Aim of the exercise — Copy each line below holding "Paneer".

(Data about app and page elements)
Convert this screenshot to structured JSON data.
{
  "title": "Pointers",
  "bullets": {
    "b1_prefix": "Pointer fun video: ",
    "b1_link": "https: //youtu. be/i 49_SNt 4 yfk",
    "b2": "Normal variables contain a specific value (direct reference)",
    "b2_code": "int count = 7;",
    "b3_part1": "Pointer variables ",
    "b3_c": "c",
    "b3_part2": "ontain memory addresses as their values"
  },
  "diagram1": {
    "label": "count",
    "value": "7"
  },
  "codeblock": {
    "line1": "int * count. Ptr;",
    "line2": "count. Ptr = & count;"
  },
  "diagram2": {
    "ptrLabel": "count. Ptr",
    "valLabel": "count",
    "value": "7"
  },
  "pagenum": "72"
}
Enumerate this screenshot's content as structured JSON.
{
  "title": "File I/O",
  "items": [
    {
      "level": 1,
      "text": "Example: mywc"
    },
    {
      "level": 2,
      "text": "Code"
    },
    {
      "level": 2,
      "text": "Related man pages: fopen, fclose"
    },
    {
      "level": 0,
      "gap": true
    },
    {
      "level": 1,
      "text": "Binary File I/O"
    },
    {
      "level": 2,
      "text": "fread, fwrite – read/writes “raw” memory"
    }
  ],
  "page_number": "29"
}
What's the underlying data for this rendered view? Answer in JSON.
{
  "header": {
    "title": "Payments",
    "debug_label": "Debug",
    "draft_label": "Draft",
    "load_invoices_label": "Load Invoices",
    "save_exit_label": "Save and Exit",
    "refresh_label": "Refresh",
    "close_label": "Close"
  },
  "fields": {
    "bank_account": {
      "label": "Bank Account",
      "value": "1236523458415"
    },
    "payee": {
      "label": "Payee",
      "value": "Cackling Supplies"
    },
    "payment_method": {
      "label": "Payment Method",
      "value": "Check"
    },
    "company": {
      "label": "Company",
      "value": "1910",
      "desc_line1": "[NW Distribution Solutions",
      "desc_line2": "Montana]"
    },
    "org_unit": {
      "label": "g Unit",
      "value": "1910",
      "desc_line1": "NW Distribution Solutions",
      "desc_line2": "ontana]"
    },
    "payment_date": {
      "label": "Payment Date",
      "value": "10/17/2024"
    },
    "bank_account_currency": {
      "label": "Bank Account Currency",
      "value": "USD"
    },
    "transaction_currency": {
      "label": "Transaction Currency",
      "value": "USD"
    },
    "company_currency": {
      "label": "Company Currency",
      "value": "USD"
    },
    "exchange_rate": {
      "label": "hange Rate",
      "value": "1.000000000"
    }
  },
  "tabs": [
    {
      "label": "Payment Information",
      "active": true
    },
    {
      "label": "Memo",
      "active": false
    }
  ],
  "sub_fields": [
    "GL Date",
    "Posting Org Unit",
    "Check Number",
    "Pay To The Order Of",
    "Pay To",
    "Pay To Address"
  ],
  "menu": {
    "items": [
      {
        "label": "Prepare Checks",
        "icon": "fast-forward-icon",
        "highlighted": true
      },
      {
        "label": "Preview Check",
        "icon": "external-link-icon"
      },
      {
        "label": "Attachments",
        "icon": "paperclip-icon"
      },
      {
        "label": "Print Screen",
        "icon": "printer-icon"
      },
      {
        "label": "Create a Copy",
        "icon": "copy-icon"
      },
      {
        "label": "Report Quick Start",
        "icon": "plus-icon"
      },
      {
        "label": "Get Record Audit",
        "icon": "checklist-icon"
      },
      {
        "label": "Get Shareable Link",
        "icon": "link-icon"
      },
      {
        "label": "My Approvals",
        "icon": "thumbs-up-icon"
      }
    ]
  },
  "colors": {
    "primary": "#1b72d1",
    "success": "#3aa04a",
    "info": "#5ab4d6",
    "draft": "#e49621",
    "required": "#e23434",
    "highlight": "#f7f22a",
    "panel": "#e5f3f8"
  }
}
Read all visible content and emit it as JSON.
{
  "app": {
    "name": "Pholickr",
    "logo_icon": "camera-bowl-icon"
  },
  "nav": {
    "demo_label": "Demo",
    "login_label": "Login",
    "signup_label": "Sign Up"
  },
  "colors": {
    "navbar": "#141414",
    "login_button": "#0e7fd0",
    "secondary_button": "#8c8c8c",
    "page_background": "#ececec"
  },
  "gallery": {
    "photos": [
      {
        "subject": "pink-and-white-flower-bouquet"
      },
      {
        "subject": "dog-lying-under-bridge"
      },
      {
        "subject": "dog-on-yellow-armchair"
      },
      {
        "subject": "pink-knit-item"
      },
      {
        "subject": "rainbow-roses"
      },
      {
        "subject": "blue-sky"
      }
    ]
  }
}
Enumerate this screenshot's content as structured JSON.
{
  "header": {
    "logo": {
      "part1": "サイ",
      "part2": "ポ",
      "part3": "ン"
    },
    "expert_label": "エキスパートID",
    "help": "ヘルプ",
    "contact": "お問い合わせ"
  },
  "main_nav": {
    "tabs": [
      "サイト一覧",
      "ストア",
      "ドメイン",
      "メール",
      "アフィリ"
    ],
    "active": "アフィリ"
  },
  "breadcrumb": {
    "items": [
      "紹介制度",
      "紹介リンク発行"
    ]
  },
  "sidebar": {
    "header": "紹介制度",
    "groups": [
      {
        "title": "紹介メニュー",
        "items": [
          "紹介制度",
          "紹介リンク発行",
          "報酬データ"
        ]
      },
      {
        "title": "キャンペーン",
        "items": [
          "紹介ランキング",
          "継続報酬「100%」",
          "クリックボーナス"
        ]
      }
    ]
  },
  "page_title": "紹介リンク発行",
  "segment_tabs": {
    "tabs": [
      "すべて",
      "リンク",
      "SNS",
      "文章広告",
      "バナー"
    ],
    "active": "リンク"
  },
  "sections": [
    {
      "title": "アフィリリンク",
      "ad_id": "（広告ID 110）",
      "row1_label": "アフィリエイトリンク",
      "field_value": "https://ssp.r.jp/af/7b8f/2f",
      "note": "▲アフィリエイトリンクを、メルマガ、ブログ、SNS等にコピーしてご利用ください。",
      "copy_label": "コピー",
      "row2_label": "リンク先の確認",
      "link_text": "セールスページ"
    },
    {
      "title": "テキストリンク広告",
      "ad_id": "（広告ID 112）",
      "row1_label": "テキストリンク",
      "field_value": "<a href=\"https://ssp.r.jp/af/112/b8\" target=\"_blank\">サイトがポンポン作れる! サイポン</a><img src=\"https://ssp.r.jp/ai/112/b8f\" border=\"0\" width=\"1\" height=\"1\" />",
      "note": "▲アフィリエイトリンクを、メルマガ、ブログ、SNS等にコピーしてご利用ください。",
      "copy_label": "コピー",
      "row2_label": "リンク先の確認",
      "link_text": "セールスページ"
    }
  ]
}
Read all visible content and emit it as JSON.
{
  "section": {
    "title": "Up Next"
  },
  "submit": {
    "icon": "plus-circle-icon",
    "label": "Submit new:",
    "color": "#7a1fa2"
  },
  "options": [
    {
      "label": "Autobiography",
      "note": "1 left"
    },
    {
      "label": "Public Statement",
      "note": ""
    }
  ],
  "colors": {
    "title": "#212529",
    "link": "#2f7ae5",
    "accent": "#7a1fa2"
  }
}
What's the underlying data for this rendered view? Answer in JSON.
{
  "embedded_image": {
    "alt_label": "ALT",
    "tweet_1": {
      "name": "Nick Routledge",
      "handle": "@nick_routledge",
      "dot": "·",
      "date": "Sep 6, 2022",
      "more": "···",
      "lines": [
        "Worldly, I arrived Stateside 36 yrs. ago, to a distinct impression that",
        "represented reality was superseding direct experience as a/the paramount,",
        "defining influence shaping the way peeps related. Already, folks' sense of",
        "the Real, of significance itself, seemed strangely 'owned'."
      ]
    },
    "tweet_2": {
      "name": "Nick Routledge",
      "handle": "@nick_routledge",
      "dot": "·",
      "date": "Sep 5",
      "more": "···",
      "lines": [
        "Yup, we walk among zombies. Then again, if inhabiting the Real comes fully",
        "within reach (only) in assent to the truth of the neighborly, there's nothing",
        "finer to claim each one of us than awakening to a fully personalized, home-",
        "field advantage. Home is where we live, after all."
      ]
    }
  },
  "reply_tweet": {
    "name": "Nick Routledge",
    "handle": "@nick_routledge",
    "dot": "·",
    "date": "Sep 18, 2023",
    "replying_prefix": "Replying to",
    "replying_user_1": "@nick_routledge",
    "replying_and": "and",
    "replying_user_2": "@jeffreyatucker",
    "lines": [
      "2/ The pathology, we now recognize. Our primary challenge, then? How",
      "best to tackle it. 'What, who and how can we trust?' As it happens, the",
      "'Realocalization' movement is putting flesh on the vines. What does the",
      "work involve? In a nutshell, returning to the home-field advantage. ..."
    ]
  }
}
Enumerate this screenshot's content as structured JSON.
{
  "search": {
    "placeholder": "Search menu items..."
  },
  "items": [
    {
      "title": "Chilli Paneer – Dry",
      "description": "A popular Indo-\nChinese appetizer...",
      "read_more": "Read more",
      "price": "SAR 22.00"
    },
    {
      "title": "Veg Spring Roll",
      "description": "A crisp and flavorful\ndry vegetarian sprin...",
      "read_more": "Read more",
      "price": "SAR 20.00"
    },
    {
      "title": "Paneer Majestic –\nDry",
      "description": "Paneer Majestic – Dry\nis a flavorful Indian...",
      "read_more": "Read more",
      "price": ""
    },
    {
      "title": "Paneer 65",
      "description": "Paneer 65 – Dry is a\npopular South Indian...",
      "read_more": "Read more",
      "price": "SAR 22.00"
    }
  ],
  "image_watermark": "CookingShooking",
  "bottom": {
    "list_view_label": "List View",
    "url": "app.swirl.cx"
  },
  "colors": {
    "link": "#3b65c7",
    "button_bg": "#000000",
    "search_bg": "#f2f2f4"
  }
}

Solution for this problem —
      "title": "Chilli Paneer – Dry",
      "title": "Paneer Majestic –\nDry",
      "description": "Paneer Majestic – Dry\nis a flavorful Indian...",
      "title": "Paneer 65",
      "description": "Paneer 65 – Dry is a\npopular South Indian...",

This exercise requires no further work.